As of October 2005, cases of avian H5N1 have been reported in Thailand, Cambodia, Indonesia, and Vietnam. Combined, there have been 72 cases and 28 deaths in these countries since the end of 2004, and a total of 116 confirmed cases and 60 deaths since 2003. These are likely underestimates. If anything can be said about H5N1, it’s that it is unpredictable. A case was written up in the February 2005 New England Journal of Medicine detailing a fatal case where a child presented with severe diarrhea, followed by seizures, coma, and death. A sibling had died of the same symptoms two weeks earlier, and neither child showed any respiratory symptoms characteristic of influenza. Nevertheless, H5N1 virus was isolated from several specimens isolated from the second patient. Therefore, we are likely missing even many symptomatic infections—because they are presenting with the wrong symptoms. It is worrisome to think that the virus may be adapting to humans during infections like these. Additionally, avian influenza has been shown to cause asyptomatic infections. A report in the October Journal of Infectious Diseases showed that in a group of workers exposed to avian H7N1 and H7N3 influenza viruses during the Italian outbreak of 1999-2003, 7 of 183 people tested were seropositive to at least one of the viruses, suggesting they had been infected during the epidemic. None reported a history of influenza-like illness following exposure to the avian viruses. It’s not known what the extent of sub-clinical infection with these viruses may be, either in Asia, or in the United States or Europe.
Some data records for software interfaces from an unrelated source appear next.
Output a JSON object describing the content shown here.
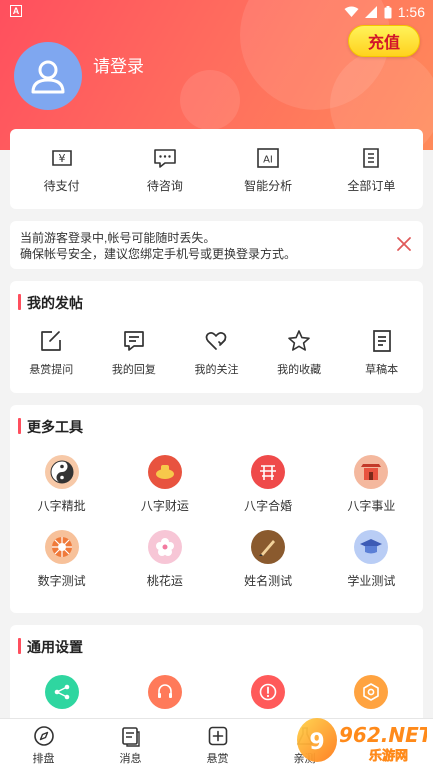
{
  "status": {
    "time": "1:56",
    "badge": "A"
  },
  "user": {
    "login_text": "请登录",
    "recharge_label": "充值"
  },
  "orders": [
    {
      "label": "待支付",
      "icon": "yuan-ticket-icon"
    },
    {
      "label": "待咨询",
      "icon": "chat-bubble-icon"
    },
    {
      "label": "智能分析",
      "icon": "ai-icon"
    },
    {
      "label": "全部订单",
      "icon": "list-doc-icon"
    }
  ],
  "notice": {
    "line1": "当前游客登录中,帐号可能随时丢失。",
    "line2": "确保帐号安全，建议您绑定手机号或更换登录方式。"
  },
  "posts": {
    "title": "我的发帖",
    "items": [
      {
        "label": "悬赏提问",
        "icon": "edit-icon"
      },
      {
        "label": "我的回复",
        "icon": "reply-icon"
      },
      {
        "label": "我的关注",
        "icon": "heart-icon"
      },
      {
        "label": "我的收藏",
        "icon": "star-icon"
      },
      {
        "label": "草稿本",
        "icon": "draft-icon"
      }
    ]
  },
  "tools": {
    "title": "更多工具",
    "items": [
      {
        "label": "八字精批",
        "icon": "yin-yang-icon",
        "color": "#f5a070"
      },
      {
        "label": "八字财运",
        "icon": "wealth-icon",
        "color": "#e8533f"
      },
      {
        "label": "八字合婚",
        "icon": "double-happiness-icon",
        "color": "#ef4a4a"
      },
      {
        "label": "八字事业",
        "icon": "gate-icon",
        "color": "#e8533f"
      },
      {
        "label": "数字测试",
        "icon": "wheel-icon",
        "color": "#f07a3a"
      },
      {
        "label": "桃花运",
        "icon": "peach-blossom-icon",
        "color": "#f7a8c0"
      },
      {
        "label": "姓名测试",
        "icon": "brush-icon",
        "color": "#d9a35e"
      },
      {
        "label": "学业测试",
        "icon": "graduation-cap-icon",
        "color": "#7fa3e8"
      }
    ]
  },
  "settings": {
    "title": "通用设置",
    "items": [
      {
        "icon": "share-icon",
        "color": "#2fd6a0"
      },
      {
        "icon": "headset-icon",
        "color": "#ff7a5a"
      },
      {
        "icon": "alert-icon",
        "color": "#ff5a5a"
      },
      {
        "icon": "settings-icon",
        "color": "#ffa340"
      }
    ]
  },
  "tabbar": [
    {
      "label": "排盘",
      "icon": "compass-icon"
    },
    {
      "label": "消息",
      "icon": "message-icon"
    },
    {
      "label": "悬赏",
      "icon": "plus-box-icon"
    },
    {
      "label": "亲测",
      "icon": "flask-icon"
    }
  ],
  "watermark": {
    "brand": "962.NET",
    "sub": "乐游网"
  }
}
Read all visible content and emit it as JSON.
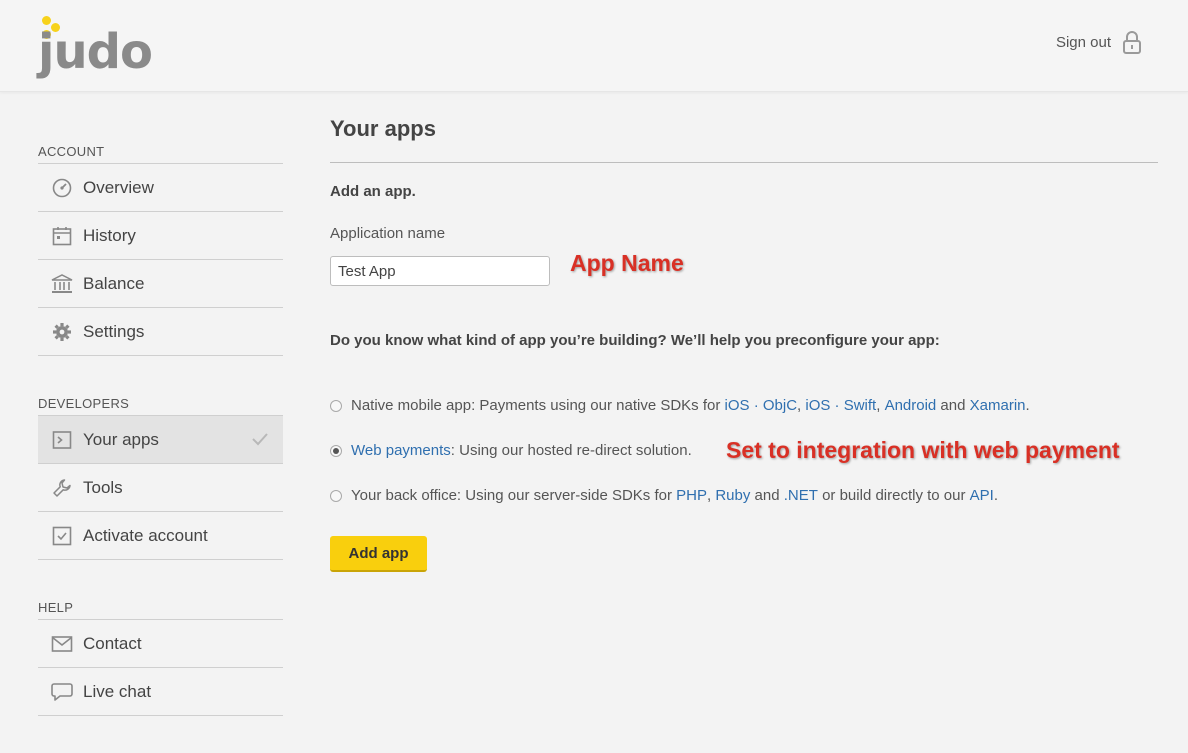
{
  "header": {
    "logo_text": "judo",
    "signout_label": "Sign out"
  },
  "sidebar": {
    "sections": [
      {
        "title": "ACCOUNT",
        "items": [
          {
            "label": "Overview",
            "icon": "dashboard-icon"
          },
          {
            "label": "History",
            "icon": "calendar-icon"
          },
          {
            "label": "Balance",
            "icon": "bank-icon"
          },
          {
            "label": "Settings",
            "icon": "gear-icon"
          }
        ]
      },
      {
        "title": "DEVELOPERS",
        "items": [
          {
            "label": "Your apps",
            "icon": "terminal-icon",
            "active": true
          },
          {
            "label": "Tools",
            "icon": "wrench-icon"
          },
          {
            "label": "Activate account",
            "icon": "checkbox-icon"
          }
        ]
      },
      {
        "title": "HELP",
        "items": [
          {
            "label": "Contact",
            "icon": "envelope-icon"
          },
          {
            "label": "Live chat",
            "icon": "chat-bubble-icon"
          }
        ]
      }
    ]
  },
  "main": {
    "title": "Your apps",
    "subheading": "Add an app.",
    "app_name_label": "Application name",
    "app_name_value": "Test App",
    "question": "Do you know what kind of app you’re building? We’ll help you preconfigure your app:",
    "options": {
      "native": {
        "prefix": "Native mobile app: Payments using our native SDKs for ",
        "link_ios_objc": "iOS · ObjC",
        "sep1": ", ",
        "link_ios_swift": "iOS · Swift",
        "sep2": ", ",
        "link_android": "Android",
        "sep3": " and ",
        "link_xamarin": "Xamarin",
        "suffix": ".",
        "checked": false
      },
      "web": {
        "link_web": "Web payments",
        "suffix": ": Using our hosted re-direct solution.",
        "checked": true
      },
      "backoffice": {
        "prefix": "Your back office: Using our server-side SDKs for ",
        "link_php": "PHP",
        "sep1": ", ",
        "link_ruby": "Ruby",
        "sep2": " and ",
        "link_net": ".NET",
        "sep3": " or build directly to our ",
        "link_api": "API",
        "suffix": ".",
        "checked": false
      }
    },
    "add_button_label": "Add app"
  },
  "annotations": {
    "app_name": "App Name",
    "web_payment": "Set to integration with web payment"
  },
  "colors": {
    "accent_yellow": "#f9cf0d",
    "link_blue": "#2f6faf",
    "annotation_red": "#d93025"
  }
}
An influenza pandemic is a kind of viral perfect storm. Three requirements must be met: 1) the human population must lack antibodies to the virus; 2) the virus must make humans ill; 3) the virus must be efficiently transmitted between humans. H5N1 certainly meets the first two requirements; the scientific community is holding its collective breath waiting for the third condition to be met. In tomorrow’s article, I’ll discuss more about surveillance efforts and models used to predict or control an outbreak, should one occur.
Robert Webster is currently in his mid-seventies, and much of that life has been spent battling and studying influenza. With all he’s seen, it’s significant that he’s made the following comments regarding H5N1:
This is the worst flu virus I have ever seen or worked with or read about. We have to prepare as if we were going to war—and the public needs to understand that clearly. This virus is playing its role as a natural bioterrorist. The politicians are going to say Chicken Little is at it again. And, if I’m wrong, then thank God. But if it does happen, and I fully expect that it will, there will be no place for any of us to hide. Not in the United States or in Europe or in a bunker somewhere. The virus is a very promiscuous and efficient killer.
This is the “war on terrorism” that we really should be sinking money into. Even if H5N1 isn’t the next pandemic strain, or if it is but doesn’t come anywhere near the level of the 1918 outbreak, it has served to point out holes in our preparation procedures for a disaster of that magnitude. More on that tomorrow.
Other posts in the series:
Day 1: History of Pandemic Influenza.
More resources on pandemic influenza: